Element data from apps and pages

-=-=-

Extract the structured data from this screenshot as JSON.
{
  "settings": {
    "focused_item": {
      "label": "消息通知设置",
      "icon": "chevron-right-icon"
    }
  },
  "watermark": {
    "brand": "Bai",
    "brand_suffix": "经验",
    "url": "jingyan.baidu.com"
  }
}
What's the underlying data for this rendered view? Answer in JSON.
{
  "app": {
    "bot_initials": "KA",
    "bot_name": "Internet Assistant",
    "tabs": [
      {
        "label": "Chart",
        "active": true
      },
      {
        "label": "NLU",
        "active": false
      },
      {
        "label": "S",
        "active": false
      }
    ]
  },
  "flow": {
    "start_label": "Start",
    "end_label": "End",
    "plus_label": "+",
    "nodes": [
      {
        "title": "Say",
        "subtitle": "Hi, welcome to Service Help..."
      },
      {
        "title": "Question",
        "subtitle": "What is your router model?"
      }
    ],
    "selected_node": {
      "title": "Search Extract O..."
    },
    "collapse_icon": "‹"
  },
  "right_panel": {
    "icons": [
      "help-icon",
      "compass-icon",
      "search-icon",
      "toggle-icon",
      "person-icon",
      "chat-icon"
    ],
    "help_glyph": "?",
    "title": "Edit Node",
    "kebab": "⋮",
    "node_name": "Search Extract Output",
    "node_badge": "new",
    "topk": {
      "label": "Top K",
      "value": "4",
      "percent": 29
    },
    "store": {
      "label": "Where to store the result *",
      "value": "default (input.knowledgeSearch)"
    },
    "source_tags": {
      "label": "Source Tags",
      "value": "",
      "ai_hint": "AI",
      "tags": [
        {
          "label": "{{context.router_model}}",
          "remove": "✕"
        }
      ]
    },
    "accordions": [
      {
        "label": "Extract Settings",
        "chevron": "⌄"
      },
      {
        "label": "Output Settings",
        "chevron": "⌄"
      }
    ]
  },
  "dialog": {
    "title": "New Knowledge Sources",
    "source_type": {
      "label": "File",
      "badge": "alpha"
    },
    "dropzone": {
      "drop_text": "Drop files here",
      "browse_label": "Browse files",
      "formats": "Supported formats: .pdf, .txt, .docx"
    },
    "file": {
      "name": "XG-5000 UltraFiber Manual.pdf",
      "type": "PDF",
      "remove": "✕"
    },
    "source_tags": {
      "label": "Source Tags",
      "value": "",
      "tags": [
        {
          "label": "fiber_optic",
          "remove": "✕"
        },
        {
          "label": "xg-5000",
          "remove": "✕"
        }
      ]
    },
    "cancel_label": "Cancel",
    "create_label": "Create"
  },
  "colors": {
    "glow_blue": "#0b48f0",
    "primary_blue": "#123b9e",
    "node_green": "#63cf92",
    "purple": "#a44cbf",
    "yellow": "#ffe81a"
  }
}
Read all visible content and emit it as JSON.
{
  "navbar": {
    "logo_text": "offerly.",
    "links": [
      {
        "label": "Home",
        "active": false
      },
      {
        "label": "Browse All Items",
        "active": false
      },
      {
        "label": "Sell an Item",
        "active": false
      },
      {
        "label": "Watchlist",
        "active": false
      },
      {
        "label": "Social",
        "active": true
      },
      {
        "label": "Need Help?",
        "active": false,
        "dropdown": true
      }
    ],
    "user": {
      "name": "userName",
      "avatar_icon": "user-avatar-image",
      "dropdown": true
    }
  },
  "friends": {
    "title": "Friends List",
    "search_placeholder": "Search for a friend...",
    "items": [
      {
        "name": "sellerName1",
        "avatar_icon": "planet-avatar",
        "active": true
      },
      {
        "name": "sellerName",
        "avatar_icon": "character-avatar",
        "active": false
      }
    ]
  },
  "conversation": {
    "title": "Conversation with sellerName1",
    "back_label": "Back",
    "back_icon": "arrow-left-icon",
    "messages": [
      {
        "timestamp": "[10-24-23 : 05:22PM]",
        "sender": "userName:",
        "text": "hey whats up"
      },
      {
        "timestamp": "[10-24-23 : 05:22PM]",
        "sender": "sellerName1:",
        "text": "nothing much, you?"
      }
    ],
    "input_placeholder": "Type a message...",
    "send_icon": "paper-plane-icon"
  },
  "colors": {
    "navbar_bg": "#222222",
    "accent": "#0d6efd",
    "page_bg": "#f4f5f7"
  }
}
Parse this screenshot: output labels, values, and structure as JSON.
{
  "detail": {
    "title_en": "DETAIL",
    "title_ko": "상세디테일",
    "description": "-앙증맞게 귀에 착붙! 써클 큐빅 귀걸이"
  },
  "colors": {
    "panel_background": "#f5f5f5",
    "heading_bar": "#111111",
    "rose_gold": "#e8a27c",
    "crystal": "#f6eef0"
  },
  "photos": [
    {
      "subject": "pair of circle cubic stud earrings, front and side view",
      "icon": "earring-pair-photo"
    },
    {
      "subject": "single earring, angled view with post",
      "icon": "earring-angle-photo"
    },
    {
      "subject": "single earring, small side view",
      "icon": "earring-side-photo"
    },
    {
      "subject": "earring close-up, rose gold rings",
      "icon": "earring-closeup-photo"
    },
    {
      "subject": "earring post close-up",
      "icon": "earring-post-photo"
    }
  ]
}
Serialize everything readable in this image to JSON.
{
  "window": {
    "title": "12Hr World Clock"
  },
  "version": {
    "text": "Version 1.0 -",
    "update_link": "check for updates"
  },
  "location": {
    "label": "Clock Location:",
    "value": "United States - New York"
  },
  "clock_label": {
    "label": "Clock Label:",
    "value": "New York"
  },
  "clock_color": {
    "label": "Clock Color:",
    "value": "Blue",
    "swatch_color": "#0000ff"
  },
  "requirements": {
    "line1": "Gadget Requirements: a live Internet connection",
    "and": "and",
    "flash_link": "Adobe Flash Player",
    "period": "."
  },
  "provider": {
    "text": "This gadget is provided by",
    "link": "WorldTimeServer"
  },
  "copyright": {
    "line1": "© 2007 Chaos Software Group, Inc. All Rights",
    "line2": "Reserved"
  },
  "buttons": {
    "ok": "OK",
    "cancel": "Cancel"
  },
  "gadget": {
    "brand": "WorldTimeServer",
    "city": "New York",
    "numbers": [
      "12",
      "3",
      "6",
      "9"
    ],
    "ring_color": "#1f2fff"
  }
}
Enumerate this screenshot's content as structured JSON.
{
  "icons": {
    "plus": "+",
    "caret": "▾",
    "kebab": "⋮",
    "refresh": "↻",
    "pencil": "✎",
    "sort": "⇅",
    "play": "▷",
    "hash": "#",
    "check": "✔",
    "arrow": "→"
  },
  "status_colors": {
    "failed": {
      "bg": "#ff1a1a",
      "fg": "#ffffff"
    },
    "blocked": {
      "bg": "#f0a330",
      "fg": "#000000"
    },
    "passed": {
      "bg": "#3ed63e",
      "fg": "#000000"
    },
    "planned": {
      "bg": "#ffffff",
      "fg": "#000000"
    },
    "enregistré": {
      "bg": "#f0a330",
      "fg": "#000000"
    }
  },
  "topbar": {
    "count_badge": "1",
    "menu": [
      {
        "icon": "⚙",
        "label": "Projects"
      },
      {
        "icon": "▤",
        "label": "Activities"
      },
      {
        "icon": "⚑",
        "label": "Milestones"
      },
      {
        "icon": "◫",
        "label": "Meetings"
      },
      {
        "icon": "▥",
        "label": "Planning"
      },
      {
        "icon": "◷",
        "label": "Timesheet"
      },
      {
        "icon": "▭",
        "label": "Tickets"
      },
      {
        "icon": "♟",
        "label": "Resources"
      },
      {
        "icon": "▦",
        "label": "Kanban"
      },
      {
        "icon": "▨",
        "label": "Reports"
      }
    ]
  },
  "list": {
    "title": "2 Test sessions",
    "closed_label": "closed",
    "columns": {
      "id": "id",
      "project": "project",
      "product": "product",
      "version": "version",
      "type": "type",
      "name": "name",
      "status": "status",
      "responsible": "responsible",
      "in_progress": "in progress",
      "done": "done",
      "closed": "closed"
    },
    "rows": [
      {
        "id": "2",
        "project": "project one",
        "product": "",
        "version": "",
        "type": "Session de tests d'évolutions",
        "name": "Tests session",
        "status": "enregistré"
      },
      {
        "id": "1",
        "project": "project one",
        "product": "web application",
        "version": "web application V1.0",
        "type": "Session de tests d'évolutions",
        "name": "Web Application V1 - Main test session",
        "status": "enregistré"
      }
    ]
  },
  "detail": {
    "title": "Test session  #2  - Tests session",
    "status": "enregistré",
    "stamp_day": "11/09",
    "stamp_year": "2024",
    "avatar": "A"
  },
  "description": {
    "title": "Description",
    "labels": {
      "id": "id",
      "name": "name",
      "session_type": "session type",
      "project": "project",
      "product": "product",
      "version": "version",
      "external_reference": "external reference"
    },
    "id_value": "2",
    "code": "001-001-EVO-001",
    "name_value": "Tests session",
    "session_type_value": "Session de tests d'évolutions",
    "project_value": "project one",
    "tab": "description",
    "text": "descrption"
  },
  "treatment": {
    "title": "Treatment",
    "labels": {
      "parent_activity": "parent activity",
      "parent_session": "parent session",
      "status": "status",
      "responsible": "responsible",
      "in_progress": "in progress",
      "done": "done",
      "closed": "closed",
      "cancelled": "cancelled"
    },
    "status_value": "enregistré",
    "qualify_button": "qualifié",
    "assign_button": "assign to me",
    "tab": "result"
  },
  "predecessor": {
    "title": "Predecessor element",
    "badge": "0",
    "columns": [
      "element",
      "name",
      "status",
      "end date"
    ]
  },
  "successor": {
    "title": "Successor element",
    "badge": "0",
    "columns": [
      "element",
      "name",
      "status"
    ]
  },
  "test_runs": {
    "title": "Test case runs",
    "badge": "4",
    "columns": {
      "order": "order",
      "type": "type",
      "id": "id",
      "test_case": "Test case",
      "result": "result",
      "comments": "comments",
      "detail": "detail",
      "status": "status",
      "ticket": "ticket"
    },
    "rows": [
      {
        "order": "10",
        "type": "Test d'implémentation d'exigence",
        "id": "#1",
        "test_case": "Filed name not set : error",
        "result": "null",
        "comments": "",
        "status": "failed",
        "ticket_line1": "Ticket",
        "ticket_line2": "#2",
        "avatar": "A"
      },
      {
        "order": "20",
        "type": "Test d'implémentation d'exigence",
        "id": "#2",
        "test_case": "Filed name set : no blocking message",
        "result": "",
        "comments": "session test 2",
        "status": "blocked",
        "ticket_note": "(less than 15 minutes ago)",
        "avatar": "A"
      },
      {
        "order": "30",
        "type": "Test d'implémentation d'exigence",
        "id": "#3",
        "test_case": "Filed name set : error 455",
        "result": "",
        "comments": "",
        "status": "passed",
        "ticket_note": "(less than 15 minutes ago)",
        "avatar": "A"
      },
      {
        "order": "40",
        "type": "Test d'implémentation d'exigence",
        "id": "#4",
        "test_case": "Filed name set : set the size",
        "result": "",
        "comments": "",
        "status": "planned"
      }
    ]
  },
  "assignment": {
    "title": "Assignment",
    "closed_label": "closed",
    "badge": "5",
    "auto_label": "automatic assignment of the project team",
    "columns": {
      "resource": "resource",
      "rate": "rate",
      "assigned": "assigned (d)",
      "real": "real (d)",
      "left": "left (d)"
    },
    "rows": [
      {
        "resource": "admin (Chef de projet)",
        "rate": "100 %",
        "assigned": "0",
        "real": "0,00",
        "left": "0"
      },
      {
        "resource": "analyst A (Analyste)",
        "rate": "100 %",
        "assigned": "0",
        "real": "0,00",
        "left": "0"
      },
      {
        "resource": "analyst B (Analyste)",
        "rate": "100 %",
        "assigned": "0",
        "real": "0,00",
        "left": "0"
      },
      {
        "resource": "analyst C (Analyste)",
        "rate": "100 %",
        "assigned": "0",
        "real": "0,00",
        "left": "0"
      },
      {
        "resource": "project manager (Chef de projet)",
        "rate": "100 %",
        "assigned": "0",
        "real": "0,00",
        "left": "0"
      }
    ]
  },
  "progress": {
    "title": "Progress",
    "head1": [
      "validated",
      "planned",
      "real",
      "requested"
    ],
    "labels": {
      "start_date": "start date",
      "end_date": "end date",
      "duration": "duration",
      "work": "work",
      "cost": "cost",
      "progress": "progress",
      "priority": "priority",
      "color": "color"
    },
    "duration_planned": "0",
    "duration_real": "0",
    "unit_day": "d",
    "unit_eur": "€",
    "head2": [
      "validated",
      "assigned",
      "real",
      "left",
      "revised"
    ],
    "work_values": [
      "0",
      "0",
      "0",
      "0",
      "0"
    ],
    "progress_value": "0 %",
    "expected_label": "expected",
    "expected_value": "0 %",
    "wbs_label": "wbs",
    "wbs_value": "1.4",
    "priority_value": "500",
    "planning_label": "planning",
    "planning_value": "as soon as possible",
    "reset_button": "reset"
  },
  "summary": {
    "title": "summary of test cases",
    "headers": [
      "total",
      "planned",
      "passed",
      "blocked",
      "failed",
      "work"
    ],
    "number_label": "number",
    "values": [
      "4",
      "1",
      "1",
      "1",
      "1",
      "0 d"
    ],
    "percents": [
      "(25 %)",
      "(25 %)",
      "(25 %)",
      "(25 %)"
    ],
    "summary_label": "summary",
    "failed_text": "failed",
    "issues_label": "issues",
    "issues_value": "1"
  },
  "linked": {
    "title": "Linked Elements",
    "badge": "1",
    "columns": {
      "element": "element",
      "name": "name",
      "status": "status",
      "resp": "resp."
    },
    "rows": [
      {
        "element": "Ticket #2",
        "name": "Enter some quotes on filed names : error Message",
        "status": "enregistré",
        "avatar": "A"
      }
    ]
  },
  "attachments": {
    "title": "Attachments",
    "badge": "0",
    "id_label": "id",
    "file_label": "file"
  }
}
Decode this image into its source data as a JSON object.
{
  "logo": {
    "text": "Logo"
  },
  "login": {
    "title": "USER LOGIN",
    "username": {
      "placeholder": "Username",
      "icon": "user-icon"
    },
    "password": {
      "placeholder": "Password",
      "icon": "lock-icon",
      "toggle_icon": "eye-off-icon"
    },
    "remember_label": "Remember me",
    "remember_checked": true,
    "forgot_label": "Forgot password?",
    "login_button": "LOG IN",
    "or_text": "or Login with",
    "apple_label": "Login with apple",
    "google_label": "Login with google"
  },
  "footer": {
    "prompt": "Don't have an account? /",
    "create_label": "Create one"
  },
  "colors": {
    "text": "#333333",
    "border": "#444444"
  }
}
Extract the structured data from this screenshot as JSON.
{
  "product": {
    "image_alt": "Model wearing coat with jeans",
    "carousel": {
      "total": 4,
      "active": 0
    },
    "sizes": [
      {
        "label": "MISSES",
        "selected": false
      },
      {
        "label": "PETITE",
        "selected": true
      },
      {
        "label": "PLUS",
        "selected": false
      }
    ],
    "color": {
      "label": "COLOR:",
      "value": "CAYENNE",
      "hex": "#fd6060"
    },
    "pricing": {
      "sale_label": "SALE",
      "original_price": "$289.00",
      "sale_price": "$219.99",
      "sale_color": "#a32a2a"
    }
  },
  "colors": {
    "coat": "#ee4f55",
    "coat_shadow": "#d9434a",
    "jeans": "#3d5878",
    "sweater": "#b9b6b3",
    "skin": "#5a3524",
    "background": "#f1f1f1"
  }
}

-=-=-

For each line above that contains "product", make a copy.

      "product": "product",
        "product": "",
        "product": "web application",
      "product": "product",
  "product": {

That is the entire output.